The rabbi’s choice was followed by a period of heavy persecution. He was arrested, tortured, falsely accused of theft and imprisoned, but his decision was unshakable. Condemned as a traitor, he was secretly put to work in a Jewish settlement by Lake Hula. Months later someone who worked in the hospital at Tiberias was on a trip in the Jordan valley and saw a pitiable figure working in the hot sun. It was Ephraim. He quickly told them everything he had been through. But he endured everything and waited until God would convince him of what he should do. Sometime later, he was seen in Nazareth where he was baptized, but on his return to Tiberias his wife and children were taken from him, in spite of the fact that his wife loved him with all her heart. With the exception of his eldest son, he never saw his younger children again.

Rabbi Ephraim eventually went to Jerusalem where he was treated suspiciously. He worked as a day labourer building houses, not earning much but he never complained. He was content with what he had and if he had money to spend, he gave it to the poor to whom he also told the Gospel story. In Jerusalem he had a lot of contact with his former pupils, who were now rabbis. They begged him to stop with the heavy labour and become their father and leader again. Although Ephraim was thankful for these friendly gestures, he remained immovable in his faithfulness to the Messiah.


Things changed when Ephraim joined the ‘Christian and Missionary Alliance’. He could now devote himself to proclaiming the Gospel message to his fellow Jews. A meeting place was hired in Jaffa Street, where many a heated discussion took place.

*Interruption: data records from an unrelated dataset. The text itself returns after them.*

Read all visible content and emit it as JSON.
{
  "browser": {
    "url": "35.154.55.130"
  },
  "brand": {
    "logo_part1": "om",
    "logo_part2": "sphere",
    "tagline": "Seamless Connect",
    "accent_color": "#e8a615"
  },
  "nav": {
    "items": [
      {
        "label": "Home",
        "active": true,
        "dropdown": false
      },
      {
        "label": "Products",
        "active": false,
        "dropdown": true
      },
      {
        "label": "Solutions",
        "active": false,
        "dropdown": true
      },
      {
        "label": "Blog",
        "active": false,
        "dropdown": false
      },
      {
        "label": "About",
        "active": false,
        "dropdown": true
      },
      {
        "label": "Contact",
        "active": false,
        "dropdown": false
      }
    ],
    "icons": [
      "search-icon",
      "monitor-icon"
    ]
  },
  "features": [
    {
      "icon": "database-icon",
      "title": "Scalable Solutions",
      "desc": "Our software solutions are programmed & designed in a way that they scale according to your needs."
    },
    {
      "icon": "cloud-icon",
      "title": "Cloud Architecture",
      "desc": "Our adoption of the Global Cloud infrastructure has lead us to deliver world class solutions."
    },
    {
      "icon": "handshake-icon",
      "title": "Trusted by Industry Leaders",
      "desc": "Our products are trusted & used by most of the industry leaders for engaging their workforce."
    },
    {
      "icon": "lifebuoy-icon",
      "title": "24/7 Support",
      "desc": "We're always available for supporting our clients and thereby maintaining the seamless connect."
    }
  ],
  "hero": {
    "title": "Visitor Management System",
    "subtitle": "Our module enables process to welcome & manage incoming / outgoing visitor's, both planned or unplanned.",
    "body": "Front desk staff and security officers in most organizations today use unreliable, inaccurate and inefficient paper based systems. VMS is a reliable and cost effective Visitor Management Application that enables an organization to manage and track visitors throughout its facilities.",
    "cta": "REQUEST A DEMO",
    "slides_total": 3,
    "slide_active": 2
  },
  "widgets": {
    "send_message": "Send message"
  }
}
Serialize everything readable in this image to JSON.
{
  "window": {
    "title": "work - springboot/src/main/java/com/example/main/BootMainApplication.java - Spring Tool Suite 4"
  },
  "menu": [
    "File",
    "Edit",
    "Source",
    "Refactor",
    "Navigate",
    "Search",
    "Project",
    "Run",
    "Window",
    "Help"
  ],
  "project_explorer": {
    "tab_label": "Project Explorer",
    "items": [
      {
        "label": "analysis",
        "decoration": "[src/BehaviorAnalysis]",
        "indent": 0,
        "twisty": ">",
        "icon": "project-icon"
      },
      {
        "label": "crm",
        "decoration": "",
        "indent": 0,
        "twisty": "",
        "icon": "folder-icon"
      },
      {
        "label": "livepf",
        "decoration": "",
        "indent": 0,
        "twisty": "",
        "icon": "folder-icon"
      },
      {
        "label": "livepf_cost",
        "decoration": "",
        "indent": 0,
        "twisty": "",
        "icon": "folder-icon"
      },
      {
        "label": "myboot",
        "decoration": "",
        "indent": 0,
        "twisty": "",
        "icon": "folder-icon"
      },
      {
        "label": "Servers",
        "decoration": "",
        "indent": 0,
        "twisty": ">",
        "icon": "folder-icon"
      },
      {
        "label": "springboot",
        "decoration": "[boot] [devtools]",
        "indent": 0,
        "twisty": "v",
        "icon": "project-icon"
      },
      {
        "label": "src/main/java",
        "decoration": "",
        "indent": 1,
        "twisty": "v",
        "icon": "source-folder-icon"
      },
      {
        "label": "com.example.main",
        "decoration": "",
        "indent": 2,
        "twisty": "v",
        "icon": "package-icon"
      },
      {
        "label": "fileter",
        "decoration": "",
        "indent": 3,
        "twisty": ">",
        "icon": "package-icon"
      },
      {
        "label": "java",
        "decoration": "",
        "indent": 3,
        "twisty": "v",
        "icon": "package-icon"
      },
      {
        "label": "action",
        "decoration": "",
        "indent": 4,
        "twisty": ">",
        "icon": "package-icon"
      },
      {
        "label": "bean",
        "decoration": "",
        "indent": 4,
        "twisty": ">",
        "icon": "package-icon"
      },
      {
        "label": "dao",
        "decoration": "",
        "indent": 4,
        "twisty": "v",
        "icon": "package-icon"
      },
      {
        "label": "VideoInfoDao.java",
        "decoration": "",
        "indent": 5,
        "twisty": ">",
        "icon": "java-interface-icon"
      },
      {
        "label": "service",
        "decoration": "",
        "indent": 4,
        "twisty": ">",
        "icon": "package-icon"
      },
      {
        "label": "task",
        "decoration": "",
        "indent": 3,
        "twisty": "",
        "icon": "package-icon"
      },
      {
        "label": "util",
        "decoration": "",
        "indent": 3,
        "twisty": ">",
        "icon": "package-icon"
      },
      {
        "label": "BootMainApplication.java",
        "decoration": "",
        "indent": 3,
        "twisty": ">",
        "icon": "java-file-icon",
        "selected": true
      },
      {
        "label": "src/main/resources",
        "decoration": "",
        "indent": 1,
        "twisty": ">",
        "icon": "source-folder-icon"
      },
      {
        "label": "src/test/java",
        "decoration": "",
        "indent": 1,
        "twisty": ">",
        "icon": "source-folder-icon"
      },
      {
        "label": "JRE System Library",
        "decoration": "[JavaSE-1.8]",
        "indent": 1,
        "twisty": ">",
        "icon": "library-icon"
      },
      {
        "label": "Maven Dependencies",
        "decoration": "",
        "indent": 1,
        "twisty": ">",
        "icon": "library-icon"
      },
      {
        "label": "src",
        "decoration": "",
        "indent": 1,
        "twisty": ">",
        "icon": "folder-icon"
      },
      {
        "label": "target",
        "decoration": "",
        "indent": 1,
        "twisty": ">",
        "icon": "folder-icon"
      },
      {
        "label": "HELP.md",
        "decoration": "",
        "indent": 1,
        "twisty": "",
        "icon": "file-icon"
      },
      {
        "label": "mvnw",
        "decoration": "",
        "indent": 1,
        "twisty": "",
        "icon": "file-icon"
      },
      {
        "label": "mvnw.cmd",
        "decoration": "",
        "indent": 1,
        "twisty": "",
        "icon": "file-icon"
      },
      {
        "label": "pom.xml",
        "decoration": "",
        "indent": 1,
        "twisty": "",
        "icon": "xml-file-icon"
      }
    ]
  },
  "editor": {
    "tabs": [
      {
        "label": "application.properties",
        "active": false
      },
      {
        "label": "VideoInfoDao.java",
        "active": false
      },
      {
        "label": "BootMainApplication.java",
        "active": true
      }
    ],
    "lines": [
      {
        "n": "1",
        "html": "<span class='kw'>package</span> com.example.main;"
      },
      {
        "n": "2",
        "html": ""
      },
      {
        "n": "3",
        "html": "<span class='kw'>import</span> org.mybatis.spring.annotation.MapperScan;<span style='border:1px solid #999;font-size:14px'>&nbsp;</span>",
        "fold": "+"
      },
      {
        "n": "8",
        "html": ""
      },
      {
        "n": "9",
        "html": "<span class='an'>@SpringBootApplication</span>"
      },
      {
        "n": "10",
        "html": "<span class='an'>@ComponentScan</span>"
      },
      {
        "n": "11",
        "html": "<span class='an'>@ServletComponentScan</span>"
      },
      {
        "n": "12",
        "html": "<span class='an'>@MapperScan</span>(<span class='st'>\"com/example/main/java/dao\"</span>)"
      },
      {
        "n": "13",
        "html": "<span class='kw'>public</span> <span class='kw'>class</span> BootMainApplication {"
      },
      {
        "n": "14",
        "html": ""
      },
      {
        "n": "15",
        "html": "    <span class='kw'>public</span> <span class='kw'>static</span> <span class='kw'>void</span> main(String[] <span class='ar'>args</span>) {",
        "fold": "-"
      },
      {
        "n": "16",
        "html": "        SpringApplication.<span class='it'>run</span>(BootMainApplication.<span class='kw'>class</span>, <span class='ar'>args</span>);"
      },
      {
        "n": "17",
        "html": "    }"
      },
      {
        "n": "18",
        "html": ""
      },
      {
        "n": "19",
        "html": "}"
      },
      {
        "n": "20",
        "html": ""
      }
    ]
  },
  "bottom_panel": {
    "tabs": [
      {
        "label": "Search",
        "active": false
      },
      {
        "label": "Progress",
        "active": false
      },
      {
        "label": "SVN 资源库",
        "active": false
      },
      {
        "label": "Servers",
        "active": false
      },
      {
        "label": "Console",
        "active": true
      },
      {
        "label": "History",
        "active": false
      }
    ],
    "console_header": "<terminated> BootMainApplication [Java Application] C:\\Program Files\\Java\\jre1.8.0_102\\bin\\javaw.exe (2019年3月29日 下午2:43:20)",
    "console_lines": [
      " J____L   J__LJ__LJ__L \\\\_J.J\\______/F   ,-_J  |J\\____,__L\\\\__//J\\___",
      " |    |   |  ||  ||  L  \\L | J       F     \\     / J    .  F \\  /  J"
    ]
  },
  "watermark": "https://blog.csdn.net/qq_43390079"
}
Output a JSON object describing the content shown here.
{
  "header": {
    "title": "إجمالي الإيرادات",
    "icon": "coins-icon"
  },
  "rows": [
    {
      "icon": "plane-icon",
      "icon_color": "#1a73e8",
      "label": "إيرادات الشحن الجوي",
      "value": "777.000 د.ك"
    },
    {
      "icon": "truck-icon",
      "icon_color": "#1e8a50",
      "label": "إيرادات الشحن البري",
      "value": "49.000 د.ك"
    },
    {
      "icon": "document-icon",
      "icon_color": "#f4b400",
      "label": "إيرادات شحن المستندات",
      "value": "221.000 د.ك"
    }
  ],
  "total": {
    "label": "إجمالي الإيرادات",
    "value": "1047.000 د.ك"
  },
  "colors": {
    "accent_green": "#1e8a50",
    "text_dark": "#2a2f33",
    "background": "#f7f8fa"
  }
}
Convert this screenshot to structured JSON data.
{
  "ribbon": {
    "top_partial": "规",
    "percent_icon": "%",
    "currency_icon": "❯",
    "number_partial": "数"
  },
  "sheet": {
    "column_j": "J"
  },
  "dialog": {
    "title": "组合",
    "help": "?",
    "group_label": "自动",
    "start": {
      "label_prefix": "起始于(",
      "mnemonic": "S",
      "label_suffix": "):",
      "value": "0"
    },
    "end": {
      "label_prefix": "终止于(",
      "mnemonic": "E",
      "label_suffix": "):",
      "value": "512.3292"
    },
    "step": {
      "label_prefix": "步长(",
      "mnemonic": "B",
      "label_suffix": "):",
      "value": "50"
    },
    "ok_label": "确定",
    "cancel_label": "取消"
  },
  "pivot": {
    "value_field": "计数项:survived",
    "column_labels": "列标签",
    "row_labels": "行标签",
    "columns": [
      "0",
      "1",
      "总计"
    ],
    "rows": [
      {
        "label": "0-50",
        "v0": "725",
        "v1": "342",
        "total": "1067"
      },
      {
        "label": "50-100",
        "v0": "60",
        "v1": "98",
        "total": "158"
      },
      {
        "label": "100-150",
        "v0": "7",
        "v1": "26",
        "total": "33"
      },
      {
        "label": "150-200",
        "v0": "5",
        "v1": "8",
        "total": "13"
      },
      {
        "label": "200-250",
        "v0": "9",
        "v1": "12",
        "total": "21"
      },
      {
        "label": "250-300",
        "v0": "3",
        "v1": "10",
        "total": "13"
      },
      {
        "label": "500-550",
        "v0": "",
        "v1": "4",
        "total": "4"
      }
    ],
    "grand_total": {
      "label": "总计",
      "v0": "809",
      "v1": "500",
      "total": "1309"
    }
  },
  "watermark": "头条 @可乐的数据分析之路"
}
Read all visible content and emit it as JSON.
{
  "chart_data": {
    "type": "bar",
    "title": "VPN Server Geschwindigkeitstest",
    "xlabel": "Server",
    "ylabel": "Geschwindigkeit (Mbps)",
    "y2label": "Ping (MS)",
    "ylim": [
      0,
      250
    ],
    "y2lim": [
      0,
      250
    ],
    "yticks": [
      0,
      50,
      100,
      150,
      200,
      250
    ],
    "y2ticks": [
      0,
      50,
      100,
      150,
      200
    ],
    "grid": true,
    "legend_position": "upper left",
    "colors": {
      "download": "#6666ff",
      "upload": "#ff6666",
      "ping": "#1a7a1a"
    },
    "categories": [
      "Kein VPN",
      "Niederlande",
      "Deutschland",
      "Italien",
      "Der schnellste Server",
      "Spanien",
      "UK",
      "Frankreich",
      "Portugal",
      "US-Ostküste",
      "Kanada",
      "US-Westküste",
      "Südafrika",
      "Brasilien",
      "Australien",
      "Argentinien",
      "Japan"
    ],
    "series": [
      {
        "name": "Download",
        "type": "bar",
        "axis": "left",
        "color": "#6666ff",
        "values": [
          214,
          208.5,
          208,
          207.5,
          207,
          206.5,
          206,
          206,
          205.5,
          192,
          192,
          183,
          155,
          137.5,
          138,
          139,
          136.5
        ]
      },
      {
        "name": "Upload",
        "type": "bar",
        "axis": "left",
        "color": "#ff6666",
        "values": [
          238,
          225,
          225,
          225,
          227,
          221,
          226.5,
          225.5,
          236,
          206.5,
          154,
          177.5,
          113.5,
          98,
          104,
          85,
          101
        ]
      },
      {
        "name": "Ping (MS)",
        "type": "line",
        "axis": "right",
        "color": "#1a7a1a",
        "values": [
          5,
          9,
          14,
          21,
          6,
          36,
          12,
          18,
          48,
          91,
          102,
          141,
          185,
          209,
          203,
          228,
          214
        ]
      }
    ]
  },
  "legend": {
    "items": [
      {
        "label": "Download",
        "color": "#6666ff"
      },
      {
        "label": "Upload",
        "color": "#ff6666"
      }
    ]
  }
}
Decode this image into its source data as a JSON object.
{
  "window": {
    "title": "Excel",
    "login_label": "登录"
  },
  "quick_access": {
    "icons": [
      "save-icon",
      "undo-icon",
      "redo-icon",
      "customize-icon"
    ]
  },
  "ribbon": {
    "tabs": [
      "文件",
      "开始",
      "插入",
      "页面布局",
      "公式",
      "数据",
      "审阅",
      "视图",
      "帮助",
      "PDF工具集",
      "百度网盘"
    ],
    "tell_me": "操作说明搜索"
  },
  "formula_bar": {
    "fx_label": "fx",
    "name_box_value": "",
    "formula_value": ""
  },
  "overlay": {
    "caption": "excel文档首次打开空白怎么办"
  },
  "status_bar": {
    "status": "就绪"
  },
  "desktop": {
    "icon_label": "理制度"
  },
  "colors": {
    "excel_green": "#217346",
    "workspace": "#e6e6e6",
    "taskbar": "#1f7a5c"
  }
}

Sometimes there were threats of violence, but Ephraim never thought about stopping witnessing of the Messiah. When persecution had no effect, people tried to flatter him with tempting offers. He took every invitation, even from the chief rabbinate, because they were also chances to proclaim the gospel. He spent hours with them expounding the Scriptures, which show who the Messiah is. Most of them were not convinced but some visited him secretly for additional study and prayer. After his retirement, Ephraim remained connected to the Alliance as a volunteer. With great joy he spent every Sabbath in the ‘reading room’ where he spoke with men and boys and in the evening service that he led, he spoke in Hebrew, which had already become the spoken language.

The Rabbi’s final prayer

Rev. Esber Doner writes about the last hours of his illness spent with him, ‘Rabbi Ephraim asked me to pray with him.’ After that he also prayed. “Oh Lord Yeshua, I praise You because You have freed me. I praise You because You have used me in Your service to save souls. I beseech You, Lord Yeshua, to bless Your People and strengthen them. But above all I thank You for the many believers here in Jerusalem. Give them faith and courage so that they shall never waver in their witness. Amen.”
This was on 30 August, 1930. The next day the honourable rabbi was buried at the age of 74. Mr. Gabriel, of the Arabic-Christian community, wrote concerning this, ‘Next to the grave of the rabbi there was another grave for a brother in the Messiah – an Arab. There, a Jew and an Arab lied alongside one another and Jews and Arabs stood with bowed heads next to the open graves, emotional and consoling one another.’